* WHAT YOU WILL DO: Look through the material and copy each line holding "title".

* DATASET:

#####

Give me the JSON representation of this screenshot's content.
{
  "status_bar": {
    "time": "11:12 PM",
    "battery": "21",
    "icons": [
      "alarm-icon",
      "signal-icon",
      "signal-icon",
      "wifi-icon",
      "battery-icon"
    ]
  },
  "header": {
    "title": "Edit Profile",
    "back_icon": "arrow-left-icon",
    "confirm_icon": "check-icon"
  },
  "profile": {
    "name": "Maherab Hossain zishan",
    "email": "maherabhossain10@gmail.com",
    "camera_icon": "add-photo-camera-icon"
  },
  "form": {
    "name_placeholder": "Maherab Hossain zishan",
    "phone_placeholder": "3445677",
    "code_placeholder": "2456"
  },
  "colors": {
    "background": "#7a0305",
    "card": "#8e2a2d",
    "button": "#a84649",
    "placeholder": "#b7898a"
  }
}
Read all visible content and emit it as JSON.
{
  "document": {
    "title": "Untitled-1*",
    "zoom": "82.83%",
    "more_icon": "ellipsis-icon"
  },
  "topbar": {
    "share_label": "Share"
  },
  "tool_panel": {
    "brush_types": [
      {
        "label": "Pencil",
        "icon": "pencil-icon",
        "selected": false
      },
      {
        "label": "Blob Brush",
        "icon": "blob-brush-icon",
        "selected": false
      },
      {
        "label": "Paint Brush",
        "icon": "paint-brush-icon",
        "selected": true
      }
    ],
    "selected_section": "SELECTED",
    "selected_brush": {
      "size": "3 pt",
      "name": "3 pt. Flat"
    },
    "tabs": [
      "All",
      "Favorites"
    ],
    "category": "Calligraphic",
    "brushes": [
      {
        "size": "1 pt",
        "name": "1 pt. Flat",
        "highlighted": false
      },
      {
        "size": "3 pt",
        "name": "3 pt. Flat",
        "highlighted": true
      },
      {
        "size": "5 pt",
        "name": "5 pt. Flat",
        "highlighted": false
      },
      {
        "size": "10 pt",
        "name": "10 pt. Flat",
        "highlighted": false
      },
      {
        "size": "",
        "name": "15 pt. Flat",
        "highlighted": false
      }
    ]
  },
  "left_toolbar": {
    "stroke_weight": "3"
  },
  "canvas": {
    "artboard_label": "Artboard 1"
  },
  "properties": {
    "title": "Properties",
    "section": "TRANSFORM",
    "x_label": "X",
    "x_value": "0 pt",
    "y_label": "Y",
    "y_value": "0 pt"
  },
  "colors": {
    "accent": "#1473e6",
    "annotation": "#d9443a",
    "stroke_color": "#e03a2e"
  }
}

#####

* RESPONSE BELOW:
    "title": "Edit Profile",
    "title": "Untitled-1*",
    "title": "Properties",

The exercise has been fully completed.